If Marvel’s upcoming schedule slate is anything to go by, then yes, the good guys will prevail. The post-Ultron schedule is headed by ‘Captain America: Civil War’, which will place Captain America against Iron-Man in another internal battle within the troubled Avengers team. With Hawkeye, Black Widow, Nick Fury and more set to return for the Captain America sequel, we are left with no uncertainty as to the survivors of ‘Age Of Ultron’. By providing us with details of this film, before we have even had the chance to enjoy the Avengers sequel, Marvel have removed all elements of surprise and suspense from the experience.

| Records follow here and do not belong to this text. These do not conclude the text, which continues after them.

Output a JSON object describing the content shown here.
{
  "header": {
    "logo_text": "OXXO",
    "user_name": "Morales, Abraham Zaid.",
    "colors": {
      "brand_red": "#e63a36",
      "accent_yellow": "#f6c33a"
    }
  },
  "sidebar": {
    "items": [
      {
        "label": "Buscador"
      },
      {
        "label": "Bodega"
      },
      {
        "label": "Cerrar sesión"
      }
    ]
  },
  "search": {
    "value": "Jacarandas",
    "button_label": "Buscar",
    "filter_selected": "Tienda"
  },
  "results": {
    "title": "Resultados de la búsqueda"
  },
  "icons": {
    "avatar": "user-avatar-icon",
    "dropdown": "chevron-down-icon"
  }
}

Only The Hulk, with no standalone film to come and no cast list released for 2018’s ‘Avengers: Infinity War’, is at risk of being killed off in ‘Age Of Ultron’. Unfortunately, the financial benefits of Marvel’s marketing campaigns means that we can no longer enjoy a little mystery and ambiguity surrounding our favourite films, but then again, we hardly expect the good guys to lose.

Ultimately, all of the upcoming films in Marvel’s cinematic universe SHOULD be incredible and I am personally very excited for ‘Age Of Ultron’ in particular. Indeed, I can’t recall being this excited for any film before. Maybe it’s a good thing that we know what is in the pipeline, I mean, the more the merrier when it comes to the superhero movies. This may be Joss Whedon’s farewell to the franchise, but ‘Age Of Ultron’ is set to be even better than its predecessor, an unfathomable thought. Long live the superhero movie!

Advertisements

Comments are closed.